◆ **Directions for this task**
Find the word "timecode" in the data. Return every line where it appears.

Stored data entries
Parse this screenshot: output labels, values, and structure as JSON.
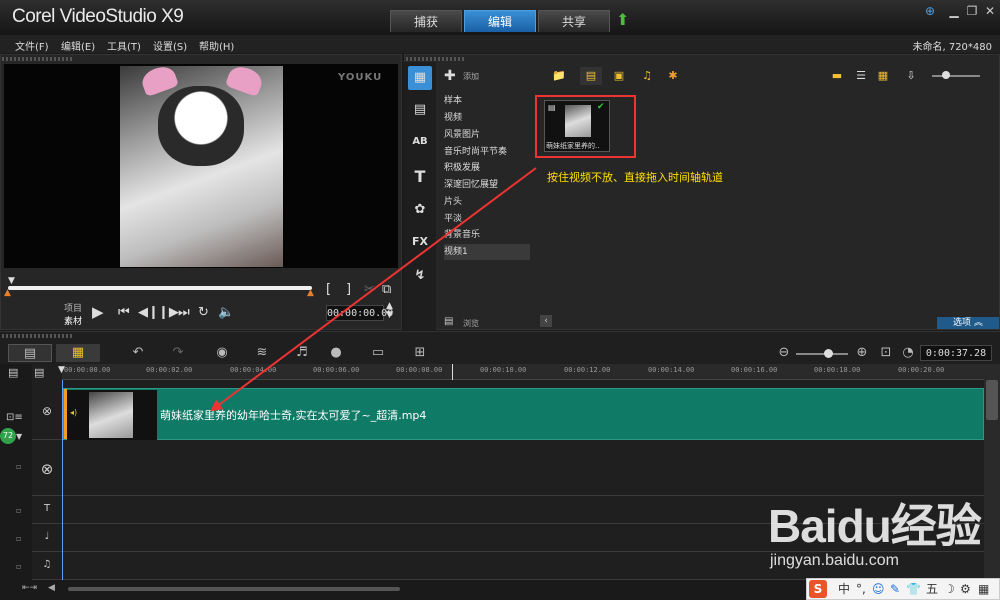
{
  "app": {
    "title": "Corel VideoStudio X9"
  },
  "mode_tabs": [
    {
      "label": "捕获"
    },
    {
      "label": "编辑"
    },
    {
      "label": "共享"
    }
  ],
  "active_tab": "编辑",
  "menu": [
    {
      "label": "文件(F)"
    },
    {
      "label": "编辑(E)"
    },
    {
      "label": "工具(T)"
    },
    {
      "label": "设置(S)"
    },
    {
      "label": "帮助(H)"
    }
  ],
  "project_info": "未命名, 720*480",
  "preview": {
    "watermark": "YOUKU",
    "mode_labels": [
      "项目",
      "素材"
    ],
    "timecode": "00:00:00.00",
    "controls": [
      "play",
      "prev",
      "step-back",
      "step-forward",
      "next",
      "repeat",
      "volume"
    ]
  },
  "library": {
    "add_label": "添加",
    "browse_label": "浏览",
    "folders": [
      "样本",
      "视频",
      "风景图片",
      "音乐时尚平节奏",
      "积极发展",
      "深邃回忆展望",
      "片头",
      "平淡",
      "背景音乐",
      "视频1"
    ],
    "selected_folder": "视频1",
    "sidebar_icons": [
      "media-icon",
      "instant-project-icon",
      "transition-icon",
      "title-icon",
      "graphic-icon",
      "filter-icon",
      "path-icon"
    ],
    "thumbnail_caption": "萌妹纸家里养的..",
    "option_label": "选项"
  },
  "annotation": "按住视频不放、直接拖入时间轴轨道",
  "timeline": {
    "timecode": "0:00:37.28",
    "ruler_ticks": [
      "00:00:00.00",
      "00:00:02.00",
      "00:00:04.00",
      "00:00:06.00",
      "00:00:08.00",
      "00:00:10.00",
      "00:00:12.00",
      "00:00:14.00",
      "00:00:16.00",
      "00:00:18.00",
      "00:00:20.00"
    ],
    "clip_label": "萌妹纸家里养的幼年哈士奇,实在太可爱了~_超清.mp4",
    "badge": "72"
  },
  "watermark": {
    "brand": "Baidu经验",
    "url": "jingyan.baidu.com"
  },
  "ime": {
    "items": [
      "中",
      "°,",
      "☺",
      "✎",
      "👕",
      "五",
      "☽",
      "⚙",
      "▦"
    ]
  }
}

◆ **Output for this exercise**
    "timecode": "00:00:00.00",
    "timecode": "0:00:37.28",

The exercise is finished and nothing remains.